# Assigned task
Reproduce the whole listing that follows, exactly as it stands.
Exercise inputs Block Start
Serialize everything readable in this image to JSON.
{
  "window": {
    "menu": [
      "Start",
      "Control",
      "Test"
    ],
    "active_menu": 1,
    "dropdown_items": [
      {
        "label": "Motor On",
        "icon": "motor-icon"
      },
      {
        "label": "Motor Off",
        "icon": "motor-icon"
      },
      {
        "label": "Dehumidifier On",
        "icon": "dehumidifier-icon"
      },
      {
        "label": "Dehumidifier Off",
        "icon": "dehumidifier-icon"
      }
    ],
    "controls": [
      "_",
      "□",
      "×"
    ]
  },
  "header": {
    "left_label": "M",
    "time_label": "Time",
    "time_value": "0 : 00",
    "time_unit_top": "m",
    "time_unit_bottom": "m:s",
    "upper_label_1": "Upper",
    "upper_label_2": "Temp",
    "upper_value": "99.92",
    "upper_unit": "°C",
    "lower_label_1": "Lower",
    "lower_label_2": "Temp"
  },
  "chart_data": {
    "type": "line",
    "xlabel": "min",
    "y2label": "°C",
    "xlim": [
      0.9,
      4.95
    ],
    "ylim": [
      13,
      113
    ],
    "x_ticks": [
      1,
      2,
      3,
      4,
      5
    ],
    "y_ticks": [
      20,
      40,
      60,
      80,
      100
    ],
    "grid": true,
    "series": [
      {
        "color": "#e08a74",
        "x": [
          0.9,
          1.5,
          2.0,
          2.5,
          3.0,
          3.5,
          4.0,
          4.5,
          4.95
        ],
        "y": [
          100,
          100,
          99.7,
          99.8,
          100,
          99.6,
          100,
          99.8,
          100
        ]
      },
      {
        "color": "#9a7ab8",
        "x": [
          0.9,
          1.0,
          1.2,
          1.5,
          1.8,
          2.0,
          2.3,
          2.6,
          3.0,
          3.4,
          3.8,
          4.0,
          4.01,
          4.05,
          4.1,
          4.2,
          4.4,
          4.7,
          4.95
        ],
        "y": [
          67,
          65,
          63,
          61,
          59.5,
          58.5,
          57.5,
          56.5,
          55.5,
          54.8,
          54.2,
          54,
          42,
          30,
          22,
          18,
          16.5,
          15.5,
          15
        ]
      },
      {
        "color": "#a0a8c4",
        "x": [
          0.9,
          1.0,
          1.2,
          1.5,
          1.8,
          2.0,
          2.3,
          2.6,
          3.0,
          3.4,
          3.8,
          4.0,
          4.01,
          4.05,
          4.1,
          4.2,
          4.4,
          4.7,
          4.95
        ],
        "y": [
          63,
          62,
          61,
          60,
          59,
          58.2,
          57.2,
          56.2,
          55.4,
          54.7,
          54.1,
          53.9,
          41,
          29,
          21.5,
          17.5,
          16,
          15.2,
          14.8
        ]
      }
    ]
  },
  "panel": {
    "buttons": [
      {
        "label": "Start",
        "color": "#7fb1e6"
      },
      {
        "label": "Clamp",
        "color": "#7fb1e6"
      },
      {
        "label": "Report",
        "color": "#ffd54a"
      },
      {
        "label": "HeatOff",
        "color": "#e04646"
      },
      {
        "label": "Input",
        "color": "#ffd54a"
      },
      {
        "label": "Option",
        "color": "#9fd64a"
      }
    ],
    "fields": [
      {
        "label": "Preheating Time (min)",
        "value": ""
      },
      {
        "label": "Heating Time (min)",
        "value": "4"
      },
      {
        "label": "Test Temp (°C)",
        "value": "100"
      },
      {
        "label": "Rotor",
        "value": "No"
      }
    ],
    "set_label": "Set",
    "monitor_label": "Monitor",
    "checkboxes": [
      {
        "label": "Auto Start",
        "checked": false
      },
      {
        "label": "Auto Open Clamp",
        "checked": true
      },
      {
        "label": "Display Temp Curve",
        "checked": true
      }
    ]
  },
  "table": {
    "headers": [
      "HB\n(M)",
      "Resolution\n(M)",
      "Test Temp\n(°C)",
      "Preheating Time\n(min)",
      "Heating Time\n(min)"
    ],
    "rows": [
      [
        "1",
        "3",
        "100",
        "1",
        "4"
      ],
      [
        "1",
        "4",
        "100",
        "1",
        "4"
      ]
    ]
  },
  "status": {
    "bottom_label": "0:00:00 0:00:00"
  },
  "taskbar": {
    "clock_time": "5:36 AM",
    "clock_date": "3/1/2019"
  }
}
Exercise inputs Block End
# Result
Serialize everything readable in this image to JSON.
{
  "window": {
    "menu": [
      "Start",
      "Control",
      "Test"
    ],
    "active_menu": 1,
    "dropdown_items": [
      {
        "label": "Motor On",
        "icon": "motor-icon"
      },
      {
        "label": "Motor Off",
        "icon": "motor-icon"
      },
      {
        "label": "Dehumidifier On",
        "icon": "dehumidifier-icon"
      },
      {
        "label": "Dehumidifier Off",
        "icon": "dehumidifier-icon"
      }
    ],
    "controls": [
      "_",
      "□",
      "×"
    ]
  },
  "header": {
    "left_label": "M",
    "time_label": "Time",
    "time_value": "0 : 00",
    "time_unit_top": "m",
    "time_unit_bottom": "m:s",
    "upper_label_1": "Upper",
    "upper_label_2": "Temp",
    "upper_value": "99.92",
    "upper_unit": "°C",
    "lower_label_1": "Lower",
    "lower_label_2": "Temp"
  },
  "chart_data": {
    "type": "line",
    "xlabel": "min",
    "y2label": "°C",
    "xlim": [
      0.9,
      4.95
    ],
    "ylim": [
      13,
      113
    ],
    "x_ticks": [
      1,
      2,
      3,
      4,
      5
    ],
    "y_ticks": [
      20,
      40,
      60,
      80,
      100
    ],
    "grid": true,
    "series": [
      {
        "color": "#e08a74",
        "x": [
          0.9,
          1.5,
          2.0,
          2.5,
          3.0,
          3.5,
          4.0,
          4.5,
          4.95
        ],
        "y": [
          100,
          100,
          99.7,
          99.8,
          100,
          99.6,
          100,
          99.8,
          100
        ]
      },
      {
        "color": "#9a7ab8",
        "x": [
          0.9,
          1.0,
          1.2,
          1.5,
          1.8,
          2.0,
          2.3,
          2.6,
          3.0,
          3.4,
          3.8,
          4.0,
          4.01,
          4.05,
          4.1,
          4.2,
          4.4,
          4.7,
          4.95
        ],
        "y": [
          67,
          65,
          63,
          61,
          59.5,
          58.5,
          57.5,
          56.5,
          55.5,
          54.8,
          54.2,
          54,
          42,
          30,
          22,
          18,
          16.5,
          15.5,
          15
        ]
      },
      {
        "color": "#a0a8c4",
        "x": [
          0.9,
          1.0,
          1.2,
          1.5,
          1.8,
          2.0,
          2.3,
          2.6,
          3.0,
          3.4,
          3.8,
          4.0,
          4.01,
          4.05,
          4.1,
          4.2,
          4.4,
          4.7,
          4.95
        ],
        "y": [
          63,
          62,
          61,
          60,
          59,
          58.2,
          57.2,
          56.2,
          55.4,
          54.7,
          54.1,
          53.9,
          41,
          29,
          21.5,
          17.5,
          16,
          15.2,
          14.8
        ]
      }
    ]
  },
  "panel": {
    "buttons": [
      {
        "label": "Start",
        "color": "#7fb1e6"
      },
      {
        "label": "Clamp",
        "color": "#7fb1e6"
      },
      {
        "label": "Report",
        "color": "#ffd54a"
      },
      {
        "label": "HeatOff",
        "color": "#e04646"
      },
      {
        "label": "Input",
        "color": "#ffd54a"
      },
      {
        "label": "Option",
        "color": "#9fd64a"
      }
    ],
    "fields": [
      {
        "label": "Preheating Time (min)",
        "value": ""
      },
      {
        "label": "Heating Time (min)",
        "value": "4"
      },
      {
        "label": "Test Temp (°C)",
        "value": "100"
      },
      {
        "label": "Rotor",
        "value": "No"
      }
    ],
    "set_label": "Set",
    "monitor_label": "Monitor",
    "checkboxes": [
      {
        "label": "Auto Start",
        "checked": false
      },
      {
        "label": "Auto Open Clamp",
        "checked": true
      },
      {
        "label": "Display Temp Curve",
        "checked": true
      }
    ]
  },
  "table": {
    "headers": [
      "HB\n(M)",
      "Resolution\n(M)",
      "Test Temp\n(°C)",
      "Preheating Time\n(min)",
      "Heating Time\n(min)"
    ],
    "rows": [
      [
        "1",
        "3",
        "100",
        "1",
        "4"
      ],
      [
        "1",
        "4",
        "100",
        "1",
        "4"
      ]
    ]
  },
  "status": {
    "bottom_label": "0:00:00 0:00:00"
  },
  "taskbar": {
    "clock_time": "5:36 AM",
    "clock_date": "3/1/2019"
  }
}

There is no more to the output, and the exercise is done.